#### Dataset records ####

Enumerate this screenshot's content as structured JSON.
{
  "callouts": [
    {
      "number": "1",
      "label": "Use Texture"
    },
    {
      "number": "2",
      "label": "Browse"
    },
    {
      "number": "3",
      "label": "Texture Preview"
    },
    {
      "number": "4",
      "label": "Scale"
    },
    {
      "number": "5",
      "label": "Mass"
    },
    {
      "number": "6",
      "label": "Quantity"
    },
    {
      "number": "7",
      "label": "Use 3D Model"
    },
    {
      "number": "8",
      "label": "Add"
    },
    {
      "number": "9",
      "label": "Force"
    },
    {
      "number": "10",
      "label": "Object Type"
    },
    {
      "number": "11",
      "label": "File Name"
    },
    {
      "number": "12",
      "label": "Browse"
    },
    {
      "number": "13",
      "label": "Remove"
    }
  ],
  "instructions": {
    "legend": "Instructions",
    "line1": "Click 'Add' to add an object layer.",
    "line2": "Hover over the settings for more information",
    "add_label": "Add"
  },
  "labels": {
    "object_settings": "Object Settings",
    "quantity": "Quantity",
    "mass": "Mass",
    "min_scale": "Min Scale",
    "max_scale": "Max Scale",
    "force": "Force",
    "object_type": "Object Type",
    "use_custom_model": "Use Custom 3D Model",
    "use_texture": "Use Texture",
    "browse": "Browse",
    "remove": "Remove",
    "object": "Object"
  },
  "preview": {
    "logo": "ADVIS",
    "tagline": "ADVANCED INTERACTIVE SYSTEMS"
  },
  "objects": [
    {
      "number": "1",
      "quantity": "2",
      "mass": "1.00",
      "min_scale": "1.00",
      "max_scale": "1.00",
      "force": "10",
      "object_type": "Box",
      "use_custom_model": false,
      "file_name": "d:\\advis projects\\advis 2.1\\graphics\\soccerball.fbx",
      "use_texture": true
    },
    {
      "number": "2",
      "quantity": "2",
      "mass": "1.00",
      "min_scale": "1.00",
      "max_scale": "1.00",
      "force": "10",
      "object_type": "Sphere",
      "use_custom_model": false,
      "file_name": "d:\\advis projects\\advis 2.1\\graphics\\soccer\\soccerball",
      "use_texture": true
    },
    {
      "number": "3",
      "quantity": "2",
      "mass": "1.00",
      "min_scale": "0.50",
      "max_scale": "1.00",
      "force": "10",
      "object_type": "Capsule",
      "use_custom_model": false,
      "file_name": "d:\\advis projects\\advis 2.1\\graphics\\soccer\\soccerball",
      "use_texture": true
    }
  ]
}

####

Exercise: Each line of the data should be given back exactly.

Response box:
Enumerate this screenshot's content as structured JSON.
{
  "callouts": [
    {
      "number": "1",
      "label": "Use Texture"
    },
    {
      "number": "2",
      "label": "Browse"
    },
    {
      "number": "3",
      "label": "Texture Preview"
    },
    {
      "number": "4",
      "label": "Scale"
    },
    {
      "number": "5",
      "label": "Mass"
    },
    {
      "number": "6",
      "label": "Quantity"
    },
    {
      "number": "7",
      "label": "Use 3D Model"
    },
    {
      "number": "8",
      "label": "Add"
    },
    {
      "number": "9",
      "label": "Force"
    },
    {
      "number": "10",
      "label": "Object Type"
    },
    {
      "number": "11",
      "label": "File Name"
    },
    {
      "number": "12",
      "label": "Browse"
    },
    {
      "number": "13",
      "label": "Remove"
    }
  ],
  "instructions": {
    "legend": "Instructions",
    "line1": "Click 'Add' to add an object layer.",
    "line2": "Hover over the settings for more information",
    "add_label": "Add"
  },
  "labels": {
    "object_settings": "Object Settings",
    "quantity": "Quantity",
    "mass": "Mass",
    "min_scale": "Min Scale",
    "max_scale": "Max Scale",
    "force": "Force",
    "object_type": "Object Type",
    "use_custom_model": "Use Custom 3D Model",
    "use_texture": "Use Texture",
    "browse": "Browse",
    "remove": "Remove",
    "object": "Object"
  },
  "preview": {
    "logo": "ADVIS",
    "tagline": "ADVANCED INTERACTIVE SYSTEMS"
  },
  "objects": [
    {
      "number": "1",
      "quantity": "2",
      "mass": "1.00",
      "min_scale": "1.00",
      "max_scale": "1.00",
      "force": "10",
      "object_type": "Box",
      "use_custom_model": false,
      "file_name": "d:\\advis projects\\advis 2.1\\graphics\\soccerball.fbx",
      "use_texture": true
    },
    {
      "number": "2",
      "quantity": "2",
      "mass": "1.00",
      "min_scale": "1.00",
      "max_scale": "1.00",
      "force": "10",
      "object_type": "Sphere",
      "use_custom_model": false,
      "file_name": "d:\\advis projects\\advis 2.1\\graphics\\soccer\\soccerball",
      "use_texture": true
    },
    {
      "number": "3",
      "quantity": "2",
      "mass": "1.00",
      "min_scale": "0.50",
      "max_scale": "1.00",
      "force": "10",
      "object_type": "Capsule",
      "use_custom_model": false,
      "file_name": "d:\\advis projects\\advis 2.1\\graphics\\soccer\\soccerball",
      "use_texture": true
    }
  ]
}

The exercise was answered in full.